- Rabbinic Judaism recognizes the twenty-four books of the Masoretic Text, commonly Hebrew Bible. Evidence suggests that the process of canonization occurred between 200 BC and 200 AD, and a popular position is that the Torah was canonized c. 400 BC, the Prophets c. 200 BC, and the Writings c. 100 AD.
- The book of Deuteronomy includes a prohibition against adding or subtracting which might apply to the book itself (i.e. a "closed book", a prohibition against future scribal editing) or to the instruction received by Moses on Mt. Sinai.
- The Hebrew Canon closed around AD 100.
- The Roman Catholic and Eastern Orthodox churches accept some other books not found in the Hebrew canon.
The History of the New Testament Canon
- The Early Church used the Old Testament according to the canon of the Septuagint (LXX). Writings attributed to the apostles also circulated among the earliest Christian communities. The Pauline letters were circulating in collected forms by the end of the 1st century AD. Justin Martyr, in the early 2nd century, mentions the "memoirs of the Apostles," which Christians called "gospels," and which were considered to be authoritatively equal to the Old Testament.

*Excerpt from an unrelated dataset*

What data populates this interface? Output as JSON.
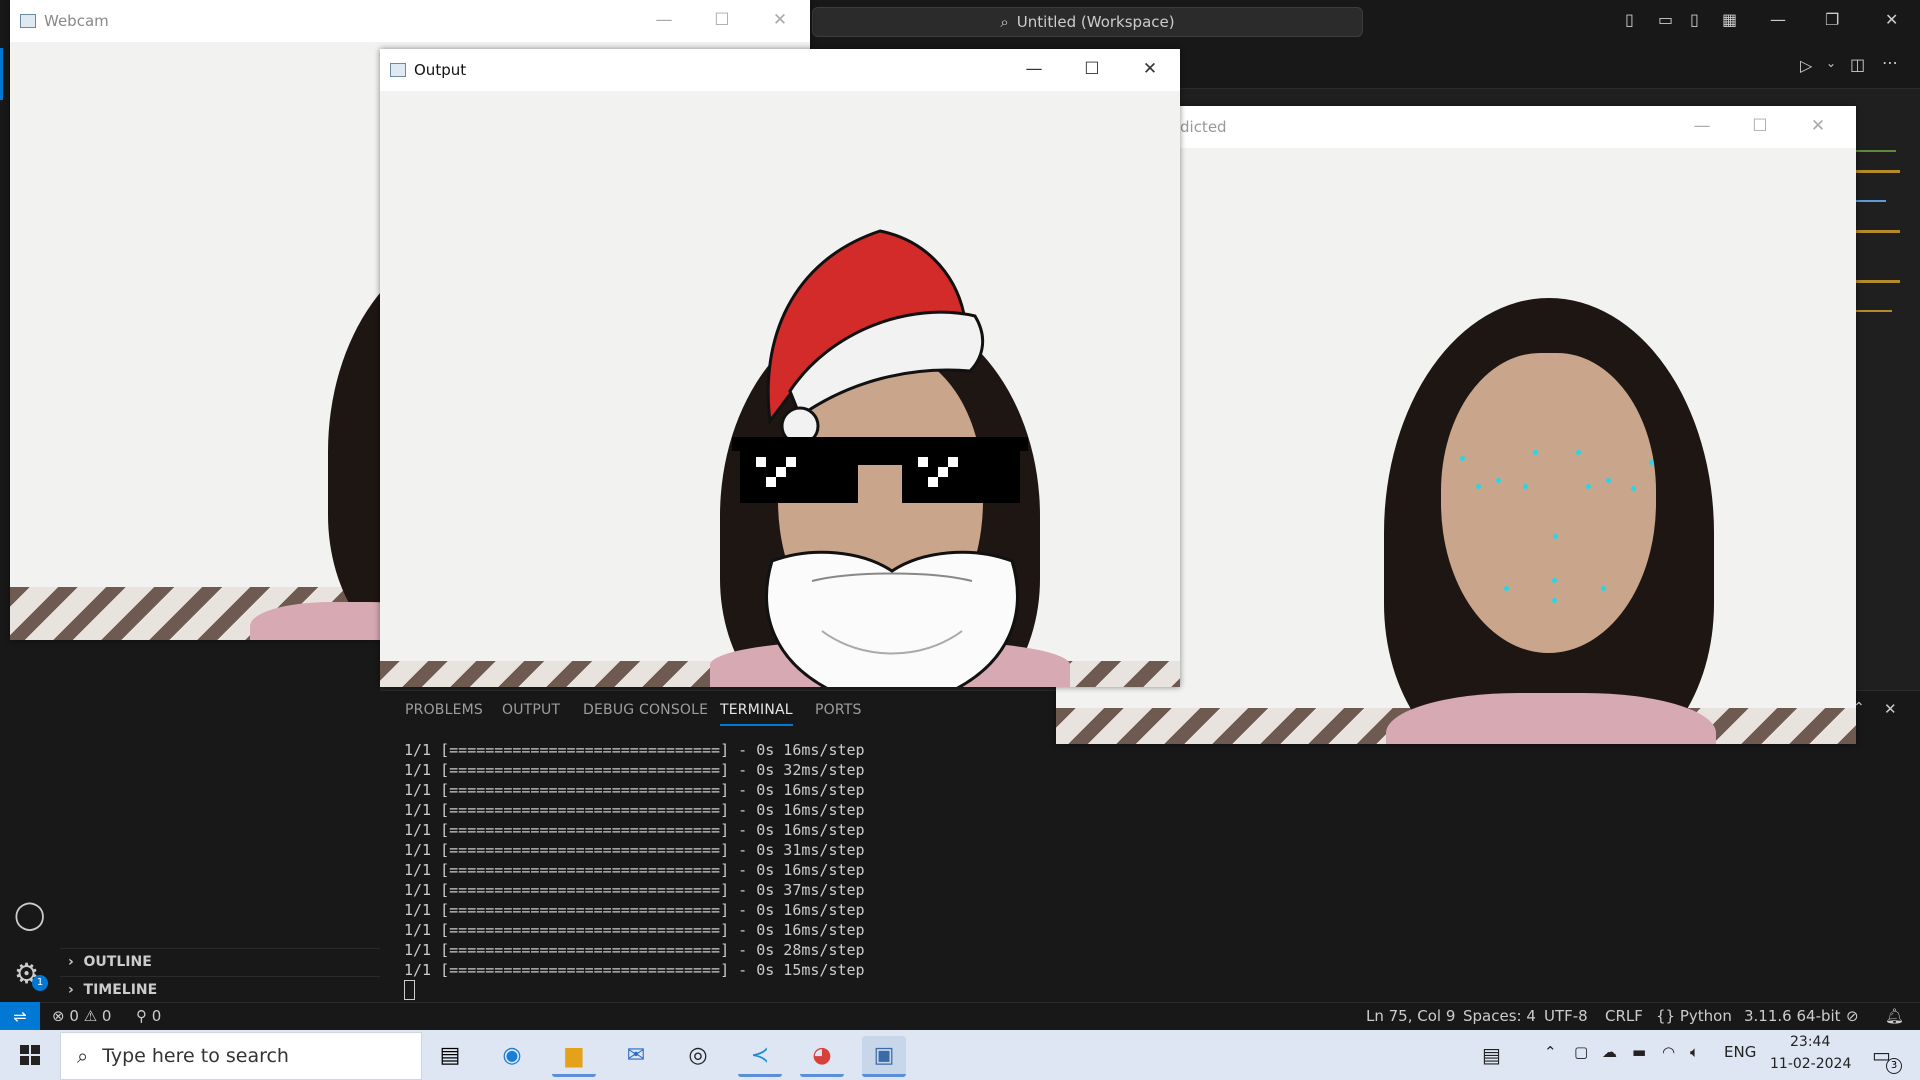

- Marcion was the first Christian leader in recorded history (though later, considered heretical) to propose and delineate a uniquely Christian canon (ca. AD 140). This included 10 epistles from Paul, as well as a version of the Gospel of Luke, which today is known as the Gospel of Marcion. In so doing, he established a particular way of looking at religious texts that persists in Christian thought today.
- The first council that accepted the present Catholic canon (the Canon of Trent) may have been the Synod of Hippo Regius in North Africa (393); the acts of this council, however, are lost. A brief summary of the acts was read at and accepted by the Councils of Carthage in 397 and 419.
- Martin Luther (1483-1546) made an attempt to remove the books of Hebrews, James, Jude and Revelation from the canon (partially because they were perceived to go against certain Protestant doctrines such as sola scriptura and sola fide), but this was not generally accepted among his followers.
- Apostolic Origin — attributed to and based upon the preaching/teaching of the first-generation apostles (or their close companions).
- Universal Acceptance — acknowledged by all major Christian communities in the ancient world (by the end of the 4th century) as well as accepted canon by Jewish authorities (for the Old Testament).
- Liturgical Use — read publicly when early Christian communities gathered for the Lord's Supper (their weekly worship services).
- Consistent Message — containing a theological outlook similar to or complementary to other accepted Christian writings.